Vayling casually replied, “Nothing too eventful. Hunted a beast on the way back. What’d you do today? I don’t think you would’ve been assigned to any patrols, yeah?”
“I had to sit through a bunch of town meetings since daybreak. Nothing really got accomplished, we spent the entire day trying to figure out why the mages were here since everything about them is extraordinarily vague…” Traer said. “He wouldn’t explicitly say, but I did get a sense from the captain though, that what’s going on now isn’t too out of the ordinary for the capital. He’d seen it before and that we’d be bolstering our defenses over the next few days.”
“Any idea of what’s the plan then for the immediate future?” Hleis asked.

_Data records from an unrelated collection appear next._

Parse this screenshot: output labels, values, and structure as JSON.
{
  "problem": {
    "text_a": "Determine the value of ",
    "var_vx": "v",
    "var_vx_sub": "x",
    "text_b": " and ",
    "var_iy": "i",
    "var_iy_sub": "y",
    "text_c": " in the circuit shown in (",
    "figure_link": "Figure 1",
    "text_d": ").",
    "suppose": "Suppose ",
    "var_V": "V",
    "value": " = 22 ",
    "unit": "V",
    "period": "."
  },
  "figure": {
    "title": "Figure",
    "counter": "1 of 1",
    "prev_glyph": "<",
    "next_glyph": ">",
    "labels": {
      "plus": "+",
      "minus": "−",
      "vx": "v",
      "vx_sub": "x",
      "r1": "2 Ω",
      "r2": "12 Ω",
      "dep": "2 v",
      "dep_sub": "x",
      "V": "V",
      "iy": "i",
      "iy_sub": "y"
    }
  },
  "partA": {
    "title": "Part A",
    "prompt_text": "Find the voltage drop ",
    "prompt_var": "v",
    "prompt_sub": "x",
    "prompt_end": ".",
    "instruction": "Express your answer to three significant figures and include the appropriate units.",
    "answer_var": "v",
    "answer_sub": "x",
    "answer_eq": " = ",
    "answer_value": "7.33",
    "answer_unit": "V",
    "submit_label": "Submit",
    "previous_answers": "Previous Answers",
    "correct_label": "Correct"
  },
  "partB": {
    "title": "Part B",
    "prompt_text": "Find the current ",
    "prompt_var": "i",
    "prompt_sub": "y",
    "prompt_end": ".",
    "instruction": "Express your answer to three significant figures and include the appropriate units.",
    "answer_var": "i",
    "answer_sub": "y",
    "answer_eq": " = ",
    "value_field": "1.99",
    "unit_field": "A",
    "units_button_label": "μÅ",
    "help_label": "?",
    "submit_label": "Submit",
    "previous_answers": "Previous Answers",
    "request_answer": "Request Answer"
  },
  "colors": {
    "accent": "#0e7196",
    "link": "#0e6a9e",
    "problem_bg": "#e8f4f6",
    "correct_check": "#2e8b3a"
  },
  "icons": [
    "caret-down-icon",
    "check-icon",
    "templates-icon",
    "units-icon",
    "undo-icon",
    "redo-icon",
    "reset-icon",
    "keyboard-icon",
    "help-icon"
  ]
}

“More of the same, they’re clearly expecting either we find something or something to find us. Now, I don’t know if that’s mastigs or what, but we should be ready for it,” said Traer.

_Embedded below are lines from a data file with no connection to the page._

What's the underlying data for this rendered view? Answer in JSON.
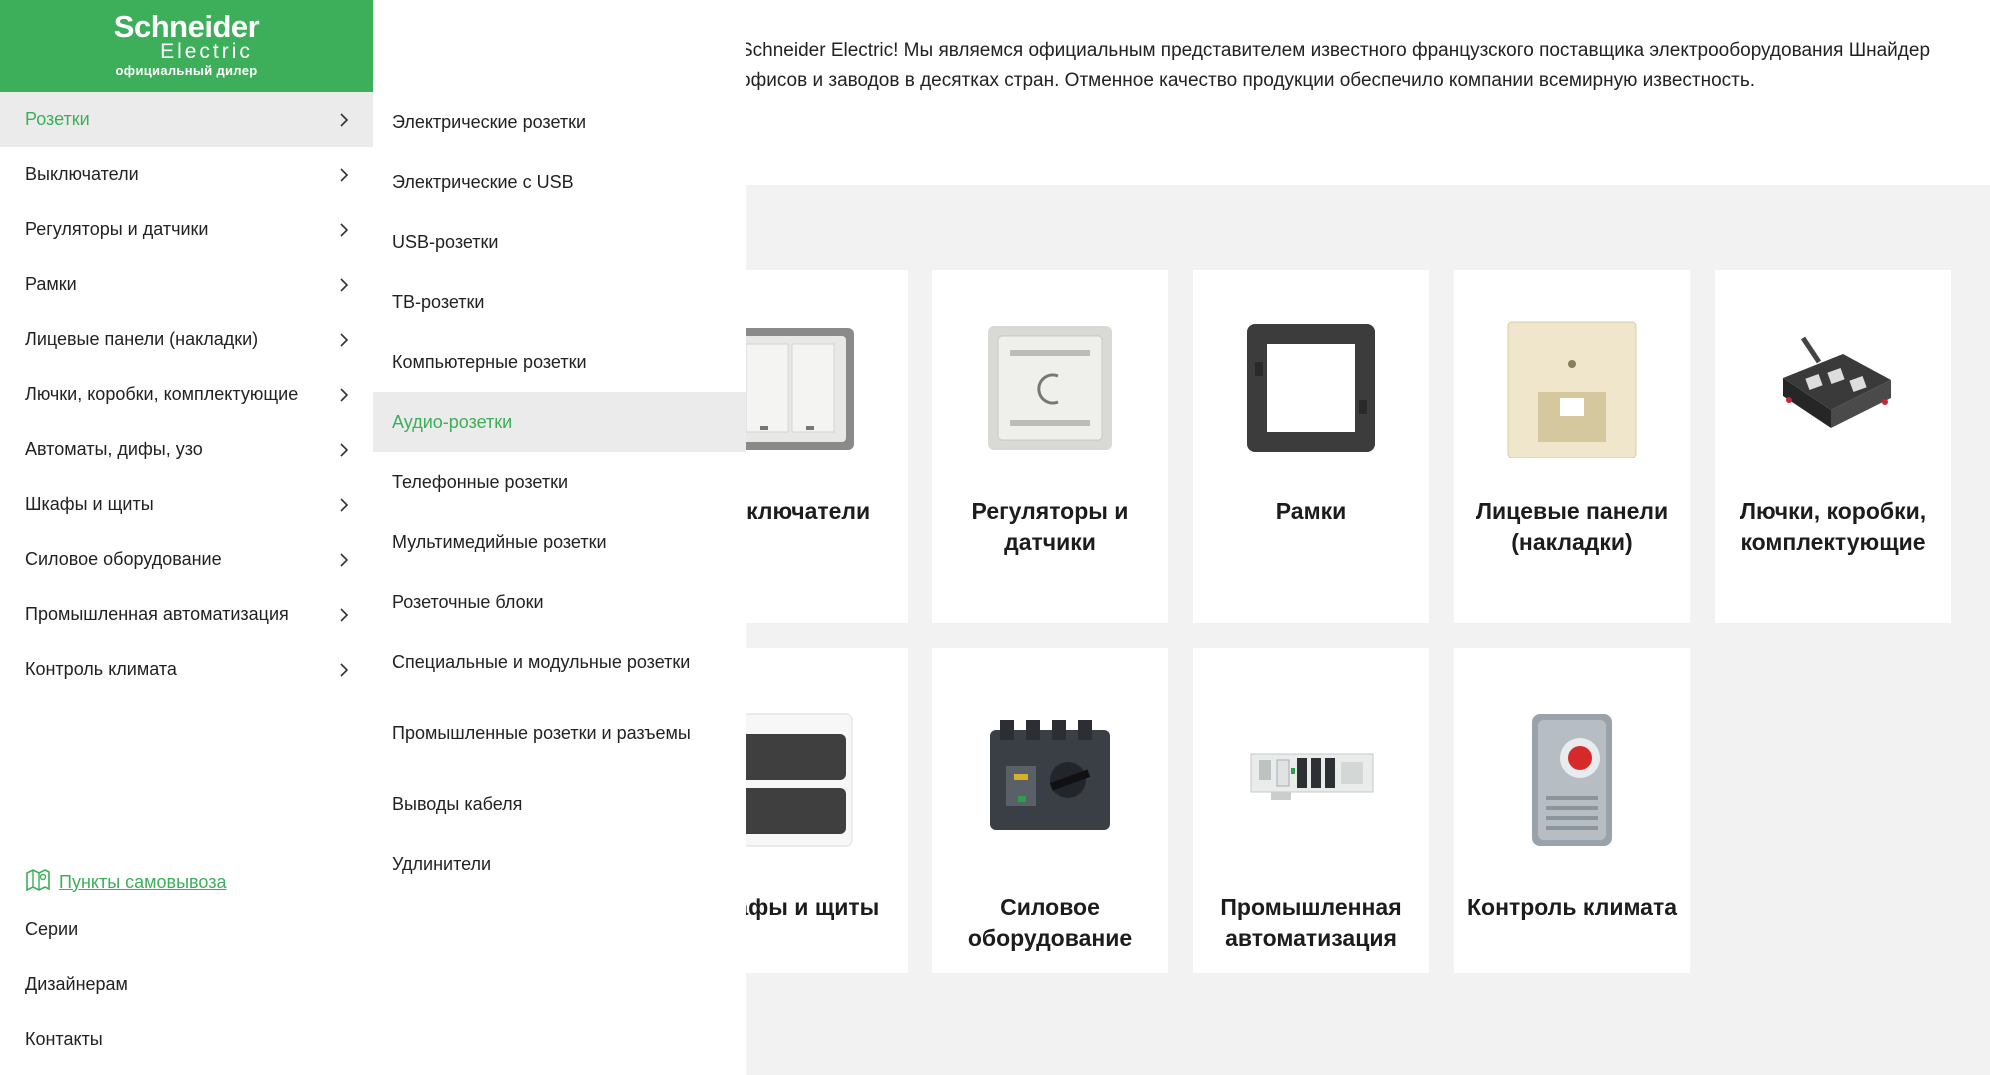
{
  "brand": {
    "name_line1": "Schneider",
    "name_line2": "Electric",
    "tagline": "официальный дилер",
    "color": "#3dae5a"
  },
  "intro": {
    "line1": "Schneider Electric! Мы являемся официальным представителем известного французского поставщика электрооборудования Шнайдер",
    "line2": "офисов и заводов в десятках стран. Отменное качество продукции обеспечило компании всемирную известность."
  },
  "sidebar": {
    "items": [
      {
        "label": "Розетки",
        "active": true
      },
      {
        "label": "Выключатели"
      },
      {
        "label": "Регуляторы и датчики"
      },
      {
        "label": "Рамки"
      },
      {
        "label": "Лицевые панели (накладки)"
      },
      {
        "label": "Лючки, коробки, комплектующие"
      },
      {
        "label": "Автоматы, дифы, узо"
      },
      {
        "label": "Шкафы и щиты"
      },
      {
        "label": "Силовое оборудование"
      },
      {
        "label": "Промышленная автоматизация"
      },
      {
        "label": "Контроль климата"
      }
    ],
    "pickup_label": "Пункты самовывоза",
    "bottom_items": [
      "Серии",
      "Дизайнерам",
      "Контакты"
    ]
  },
  "submenu": {
    "items": [
      "Электрические розетки",
      "Электрические с USB",
      "USB-розетки",
      "ТВ-розетки",
      "Компьютерные розетки",
      "Аудио-розетки",
      "Телефонные розетки",
      "Мультимедийные розетки",
      "Розеточные блоки",
      "Специальные и модульные розетки",
      "Промышленные розетки и разъемы",
      "Выводы кабеля",
      "Удлинители"
    ],
    "active_index": 5
  },
  "cards": {
    "row1": [
      {
        "label": "Выключатели",
        "icon": "switch-icon"
      },
      {
        "label": "Регуляторы и датчики",
        "icon": "thermostat-icon"
      },
      {
        "label": "Рамки",
        "icon": "frame-icon"
      },
      {
        "label": "Лицевые панели (накладки)",
        "icon": "face-plate-icon"
      },
      {
        "label": "Лючки, коробки, комплектующие",
        "icon": "floor-box-icon"
      }
    ],
    "row2": [
      {
        "label": "Шкафы и щиты",
        "icon": "cabinet-icon"
      },
      {
        "label": "Силовое оборудование",
        "icon": "power-switch-icon"
      },
      {
        "label": "Промышленная автоматизация",
        "icon": "plc-icon"
      },
      {
        "label": "Контроль климата",
        "icon": "climate-thermostat-icon"
      }
    ]
  },
  "colors": {
    "accent": "#3dae5a",
    "active_bg": "#ebebeb",
    "page_bg": "#f2f2f2"
  }
}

Over the next few days, the same pattern continued, sometimes the time slots of the shifts would change, but overall, nothing out of the ordinary would occur. During the day the squads would conduct their duties, and at night would socialize with each other to keep the tension at bay.
This continued for several weeks. With no results or developments, and no new information about the mage’s presence, restlessness and frustration took hold.
Hleis listened to the complaints of Tyrize, about how the mages were stirring up trouble for nothing and wasting everyone’s time.
He saw where his friend was coming from. None of them had much experience dealing with the capital. Here, things were built on trust and community.
Secrecy was uncomfortable. It only created suspicion and uncertainty.
At the start of the third month, all the squads were to assemble at the docks for a morning address. Reason unannounced.
Hleis was shocked to see the mage captain present. He stood a little taller than Cruntiq. His build was just as muscular despite being a magic specialist. Something about the way he carried himself made Hleis believe that this guy was strong. Something about him radiated power.
When a majority was accounted for, the mage captain stepped forward.
“Soldiers of West-Hail, my name is Veindelio, Mage-Commander of the third battalion of the Center-Storm order of Magus.” He paused and scanned the troops before continuing his address, “Thank you for your dedication and patience these past two months. Today, we will be making an adjustment to the normal patrol protocol.”
Hleis looked over at Cruntiq nearby, wearing an expressionless look, while other local leaders and members of the strategic team, including Traer, whispered amongst each other in a panicked haste.
Was this address was not communicated at all to the town leadership beforehand?
The mage captain wisely continued with his announcement before people got too restless. “For today, every unit is to travel in a direction that will be assigned to you for four and a half hours before immediately turning back and returning to West-Hail. Your ships have been stocked with enough supplies to last you throughout the day. You are not to stray from the direction, nor are you to get distracted by any other activities like hunting.”
After a brief moment of silence, murmurs spread throughout the troops. Confusion was in the air.
Cruntiq stepped forward and loudly said, “Soldiers! A nine-hour patrol is no small task! Do not waste any more time here, head out immediately!”
As people ran by him to their stations, Hleis looked back at Cruntiq, who walked past the mage captain to address the local leadership. He couldn’t say why, but Hleis had a really bad feeling about today.